WHAT THIS TASK INVOLVES —
State how many lines in the listing below hold "size", with no other words.

PROVIDED ENTRIES —
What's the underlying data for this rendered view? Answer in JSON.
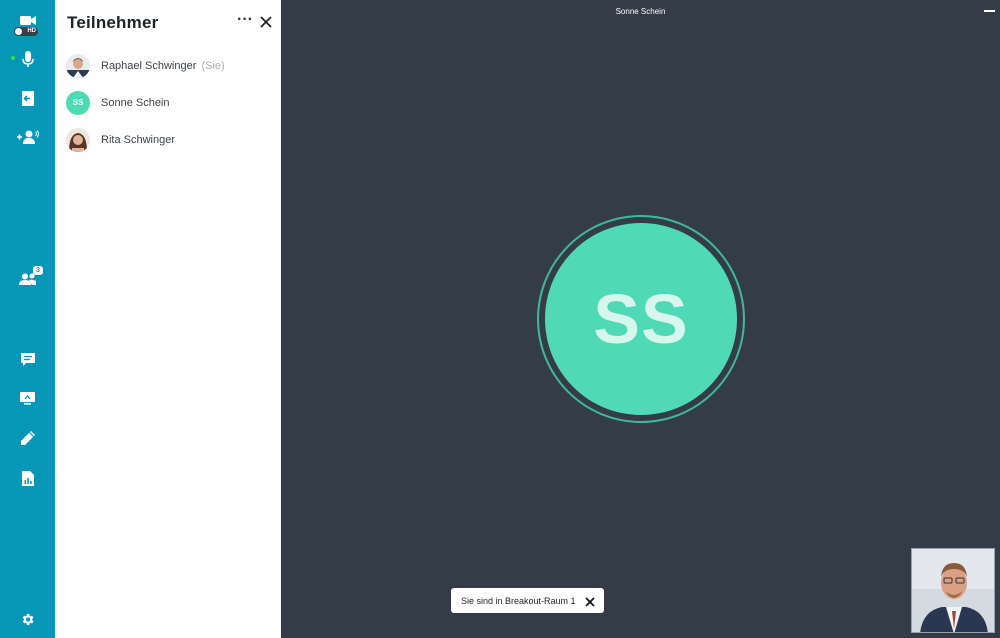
{
  "toolbar": {
    "hd_label": "HD",
    "participants_count": "3",
    "items": [
      {
        "icon": "video-camera-icon"
      },
      {
        "icon": "microphone-icon"
      },
      {
        "icon": "leave-room-icon"
      },
      {
        "icon": "add-person-icon"
      },
      {
        "icon": "participants-icon"
      },
      {
        "icon": "chat-icon"
      },
      {
        "icon": "screen-share-icon"
      },
      {
        "icon": "whiteboard-pen-icon"
      },
      {
        "icon": "document-report-icon"
      },
      {
        "icon": "settings-gear-icon"
      }
    ]
  },
  "panel": {
    "title": "Teilnehmer",
    "more_label": "···",
    "participants": [
      {
        "name": "Raphael Schwinger",
        "suffix": "(Sie)"
      },
      {
        "name": "Sonne Schein",
        "initials": "SS"
      },
      {
        "name": "Rita Schwinger"
      }
    ]
  },
  "stage": {
    "title": "Sonne Schein",
    "avatar_initials": "SS",
    "toast": "Sie sind in Breakout-Raum 1"
  },
  "colors": {
    "toolbar": "#0596b8",
    "stage": "#343c48",
    "avatar": "#50d9b6"
  }
}
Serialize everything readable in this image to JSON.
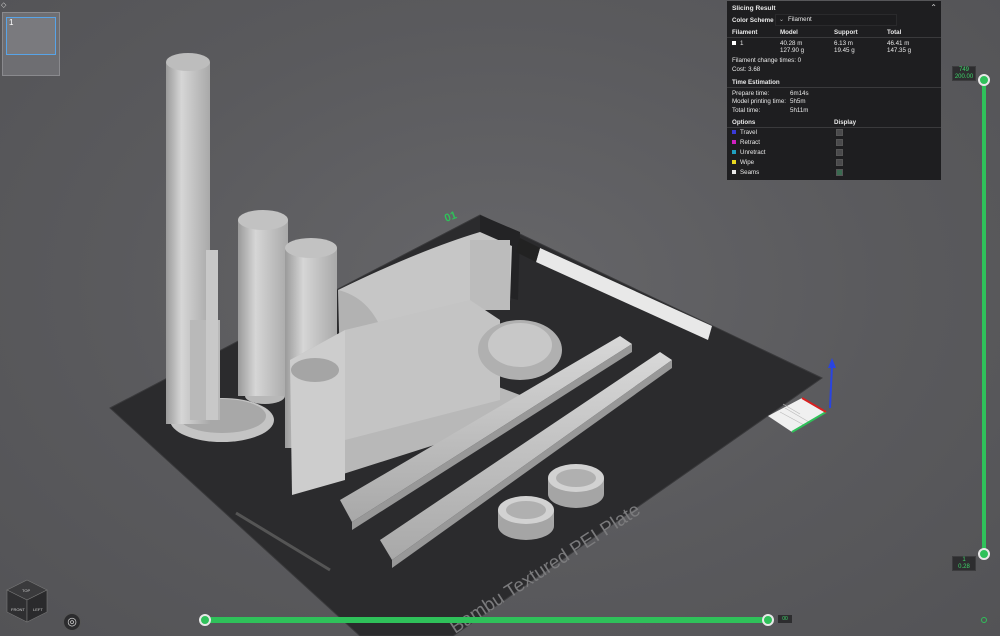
{
  "plate": {
    "number": "01",
    "label": "Bambu Textured PEI Plate"
  },
  "thumbnail": {
    "index": "1"
  },
  "slicing": {
    "title": "Slicing Result",
    "color_scheme_label": "Color Scheme",
    "color_scheme_value": "Filament",
    "headers": {
      "filament": "Filament",
      "model": "Model",
      "support": "Support",
      "total": "Total"
    },
    "rows": [
      {
        "id": "1",
        "model_len": "40.28 m",
        "model_wt": "127.90 g",
        "support_len": "6.13 m",
        "support_wt": "19.45 g",
        "total_len": "46.41 m",
        "total_wt": "147.35 g"
      }
    ],
    "filament_change": "Filament change times:  0",
    "cost": "Cost:  3.68",
    "time_title": "Time Estimation",
    "prepare_label": "Prepare time:",
    "prepare_val": "6m14s",
    "model_time_label": "Model printing time:",
    "model_time_val": "5h5m",
    "total_time_label": "Total time:",
    "total_time_val": "5h11m",
    "options_label": "Options",
    "display_label": "Display",
    "options": [
      {
        "label": "Travel",
        "color": "#3a3ad8"
      },
      {
        "label": "Retract",
        "color": "#d020c0"
      },
      {
        "label": "Unretract",
        "color": "#20a0c0"
      },
      {
        "label": "Wipe",
        "color": "#e8d820"
      },
      {
        "label": "Seams",
        "color": "#e8e8e8"
      }
    ]
  },
  "layer_slider": {
    "top_label_1": "749",
    "top_label_2": "200.00",
    "bottom_label_1": "1",
    "bottom_label_2": "0.28"
  },
  "horizontal_slider": {
    "label": "00"
  },
  "navcube": {
    "top": "TOP",
    "front": "FRONT",
    "left": "LEFT"
  },
  "colors": {
    "accent": "#2fc15a",
    "panel_bg": "#1c1c1e",
    "bed": "#2b2b2d",
    "model": "#c9c9c9"
  }
}
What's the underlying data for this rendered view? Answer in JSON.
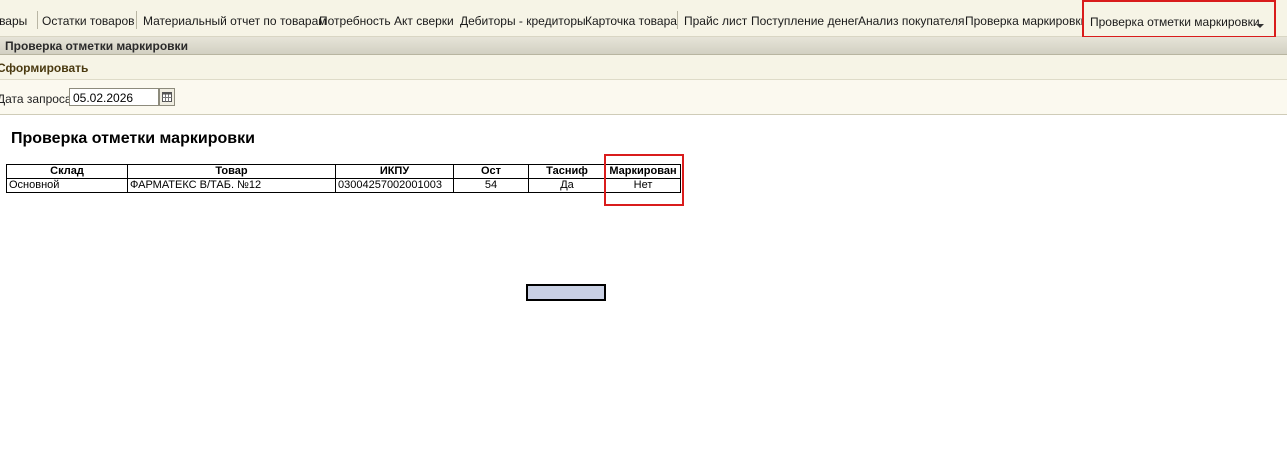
{
  "menu": {
    "items": [
      "Товары",
      "Остатки товаров",
      "Материальный отчет по товарам",
      "Потребность",
      "Акт сверки",
      "Дебиторы - кредиторы",
      "Карточка товара",
      "Прайс лист",
      "Поступление денег",
      "Анализ покупателя",
      "Проверка маркировки"
    ],
    "active": "Проверка отметки маркировки"
  },
  "window": {
    "title": "Проверка отметки маркировки"
  },
  "command": {
    "form_label": "Сформировать"
  },
  "params": {
    "date_label": "Дата запроса",
    "date_value": "05.02.2026"
  },
  "report": {
    "title": "Проверка отметки маркировки",
    "columns": [
      "Склад",
      "Товар",
      "ИКПУ",
      "Ост",
      "Тасниф",
      "Маркирован"
    ],
    "rows": [
      [
        "Основной",
        "ФАРМАТЕКС В/ТАБ. №12",
        "03004257002001003",
        "54",
        "Да",
        "Нет"
      ]
    ]
  },
  "colors": {
    "highlight": "#d91c1c",
    "menu_bg": "#f6f4e6"
  }
}
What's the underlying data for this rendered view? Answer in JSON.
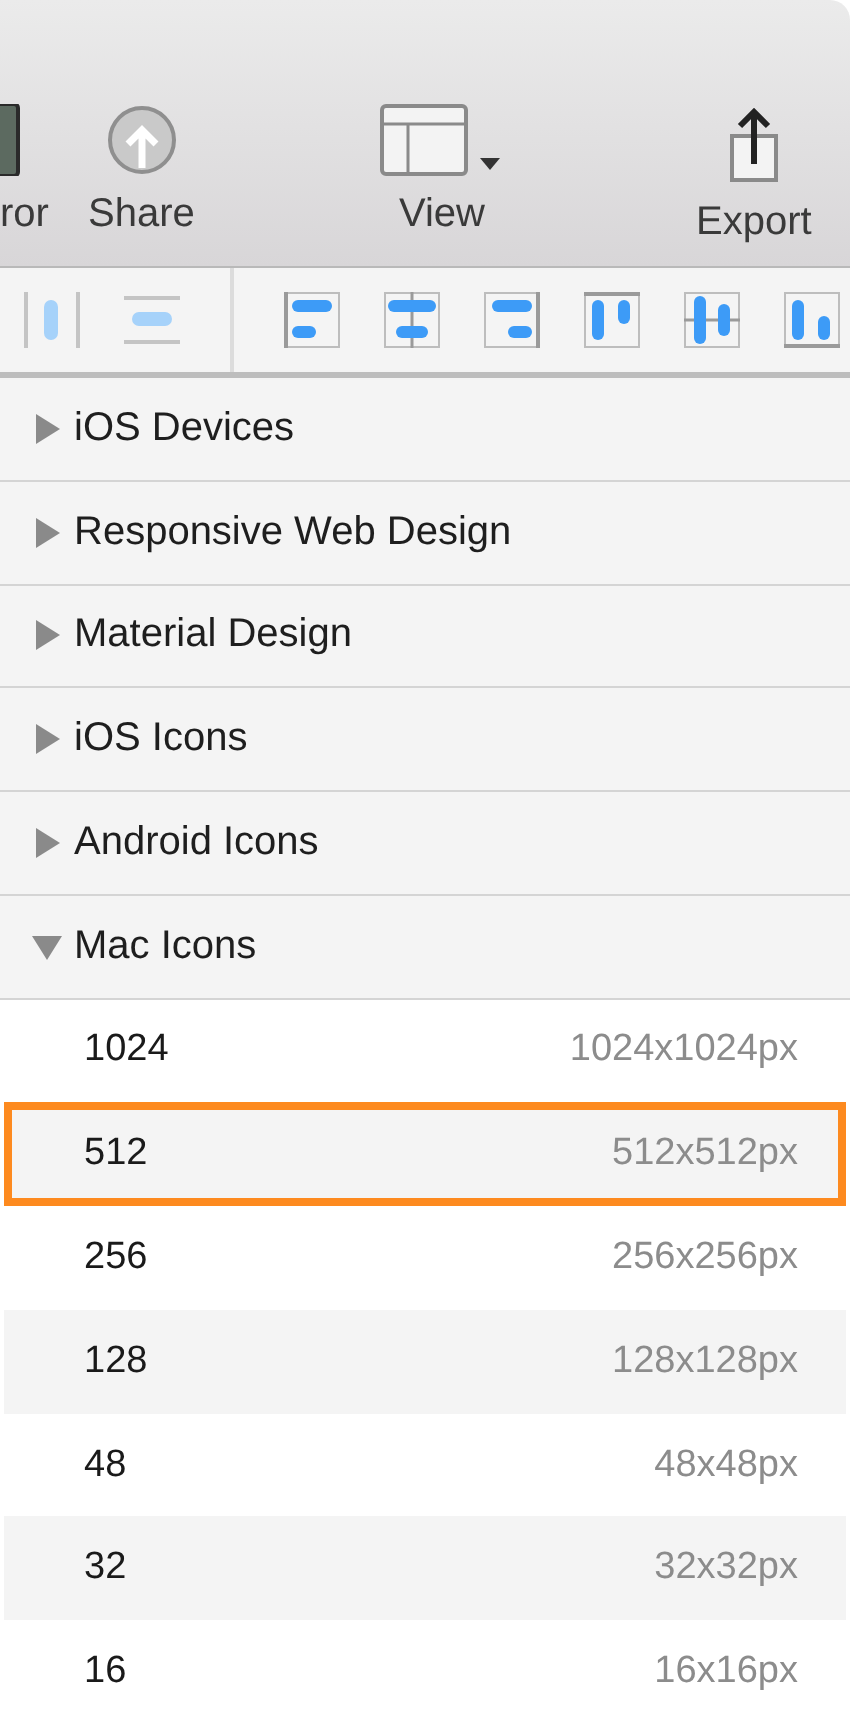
{
  "toolbar": [
    {
      "kind": "device",
      "label": "ror"
    },
    {
      "kind": "share",
      "label": "Share"
    },
    {
      "kind": "view",
      "label": "View"
    },
    {
      "kind": "export",
      "label": "Export"
    }
  ],
  "align_tools": [
    {
      "kind": "distribute-h",
      "disabled": true
    },
    {
      "kind": "distribute-v",
      "disabled": true
    },
    {
      "kind": "left",
      "disabled": false
    },
    {
      "kind": "center-h",
      "disabled": false
    },
    {
      "kind": "right",
      "disabled": false
    },
    {
      "kind": "top",
      "disabled": false
    },
    {
      "kind": "middle-v",
      "disabled": false
    },
    {
      "kind": "bottom",
      "disabled": false
    }
  ],
  "groups": [
    {
      "label": "iOS Devices",
      "expanded": false
    },
    {
      "label": "Responsive Web Design",
      "expanded": false
    },
    {
      "label": "Material Design",
      "expanded": false
    },
    {
      "label": "iOS Icons",
      "expanded": false
    },
    {
      "label": "Android Icons",
      "expanded": false
    },
    {
      "label": "Mac Icons",
      "expanded": true,
      "children": [
        {
          "name": "1024",
          "size": "1024x1024px",
          "selected": false
        },
        {
          "name": "512",
          "size": "512x512px",
          "selected": true
        },
        {
          "name": "256",
          "size": "256x256px",
          "selected": false
        },
        {
          "name": "128",
          "size": "128x128px",
          "selected": false
        },
        {
          "name": "48",
          "size": "48x48px",
          "selected": false
        },
        {
          "name": "32",
          "size": "32x32px",
          "selected": false
        },
        {
          "name": "16",
          "size": "16x16px",
          "selected": false
        }
      ]
    }
  ]
}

EXERCISE OUTPUT —
7